Image via WikipediaFormerly known as the Organization of African Unity (OAU) and founded in 1963 in Addis Ababa during the reign of Emperor Haile Selassie of Ethiopia, OAU changed name in 2002 to become the African Union (AU). Still headquartered in Addis Ababa, Ethiopia, the African Union is an organization founded on the principles of advancing the nations that constitute the African continent. The only country in the African continent that is not a member of the AU is the Kingdom of Morocco (Hanson, 2009). Deliberations on important administrative and political issues that touch on member states is usually the prerogative of the Assembly of the AU whose consultative members are drawn from heads of states that hold semi-annual meetings. In the case of the AU, member states are the major stakeholders as they strive to come to terms with the issues that can make the organization self-reliant politically, socially, and economically. The AU has a 265-member Pan-Africa Parliament whose current head is Idriss Ndele Moussa of Chad who was elected in May 29, 2009. This system of power sharing among member-states is pluralistic in context as opposed to elitism where power is concentrated in the hands of an influential few.

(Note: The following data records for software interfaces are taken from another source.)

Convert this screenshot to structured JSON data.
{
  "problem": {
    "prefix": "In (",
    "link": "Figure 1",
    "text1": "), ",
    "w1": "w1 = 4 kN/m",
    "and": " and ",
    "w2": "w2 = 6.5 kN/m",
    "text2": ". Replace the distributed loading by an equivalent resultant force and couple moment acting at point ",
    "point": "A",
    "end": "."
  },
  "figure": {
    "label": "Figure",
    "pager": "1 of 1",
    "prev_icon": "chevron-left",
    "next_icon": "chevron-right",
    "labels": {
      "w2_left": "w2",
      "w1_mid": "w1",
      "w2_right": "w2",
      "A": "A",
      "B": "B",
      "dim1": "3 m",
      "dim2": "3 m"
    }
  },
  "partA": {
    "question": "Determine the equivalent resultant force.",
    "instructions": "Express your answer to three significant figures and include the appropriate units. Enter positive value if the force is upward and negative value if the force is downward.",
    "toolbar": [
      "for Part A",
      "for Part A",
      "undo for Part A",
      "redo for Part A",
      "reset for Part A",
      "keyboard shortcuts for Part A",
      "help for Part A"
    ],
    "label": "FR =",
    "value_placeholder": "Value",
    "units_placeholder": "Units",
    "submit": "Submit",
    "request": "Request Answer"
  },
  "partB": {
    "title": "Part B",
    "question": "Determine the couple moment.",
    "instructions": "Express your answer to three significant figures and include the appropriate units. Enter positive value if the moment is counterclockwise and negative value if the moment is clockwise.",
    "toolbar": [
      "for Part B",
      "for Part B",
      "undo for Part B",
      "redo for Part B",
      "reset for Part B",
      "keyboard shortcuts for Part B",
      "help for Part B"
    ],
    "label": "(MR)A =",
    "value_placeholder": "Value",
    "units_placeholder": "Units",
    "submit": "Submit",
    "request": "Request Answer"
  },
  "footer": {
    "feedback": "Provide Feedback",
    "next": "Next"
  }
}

According to Brugha and Varvasovszky (2000), actors or stakeholders have been garnering increasing role in influencing organizational decision-making and policy formulations in the last few years. The general objectives of AU member-states is to promote the political and socio-economic cooperation of the continent, protect issues of interest to member states, safeguard peace and security among member-states, and enhance democratic governance and human rights (Hanson, 2009). The current chairman of the AU is Teodoro Obiang Nguema Mbasogo of Equatorial Guinea who took over in January 2011 and has led his country since 1979 after ousting his uncle Francisco Macías Nguema in a bloody coup. The use of effective communication is the driving factor that brings together member-states with varying political and social ideals. According to Dewhurst and Fitzpatrick (2005), getting buy-in from senior level management and having the confidence and endorsement of the right people among internal circles can help alleviate future inconsistencies among stakeholders.
Organizations have a better chance of succeeding in their business pursuits when they give credence to stakeholder participation in a win-win style. Gousseau (2008) is of the opinion that stakeholders are those people in institutions and organizations that are visible in school boards, municipalities, and district hospitals. Stakeholders are an integral part of organizational businesses and therefore deserve to be treated with care to ensure strategic planning processes go according to plan. Stakeholders play a great role in the running and rejuvenation of business transactions. However, stakeholder identification and prioritization should be the prerogative of top level management in businesses (Parent and Deephouse, 2007).
Two important strategies that could be used to enhance better buy-in within the AU are a structured approach and mapping out advocacy. Since the AU is an organization that exists to be of service to a massive continent with over 50 member-states, laying the foundations for advocacy groups that will relay vital communiqués and other organizational decrees will help streamline the mapping of intended actions and procedures. Mapping out advocacy entails ensuring identified stakeholders that are at ease and in good terms with proposed strategy or activity. Having a structured approach will help affect a strategy that is conducive to the environment and major stakeholders.
Hanson, S. (2009). Backgrounder: The African Union. Retrieved from http://www.cfr.org/africa/african-union/p11616
Gousseau, K. (2008, July 22). Seniors key concern in strategic planning: Stakeholder meeting in city Thursday. Alaska Highway News, A.1.
Parent, M. M., & Deephouse, D. L. (2007). A case study of stakeholder identification and prioritization by managers. Journal of Business Ethics, 75(1), 1–23.
Dewhurst, S., & Fitzpatrick, L. (2005). Turning stakeholders into advocates. Strategic Communication Management, 9(6), 6–7.
Brugha, R., & Varvasovszky, Z. (2000). Stakeholder analysis: A review. Health Policy and Planning, 15(3): 239–246.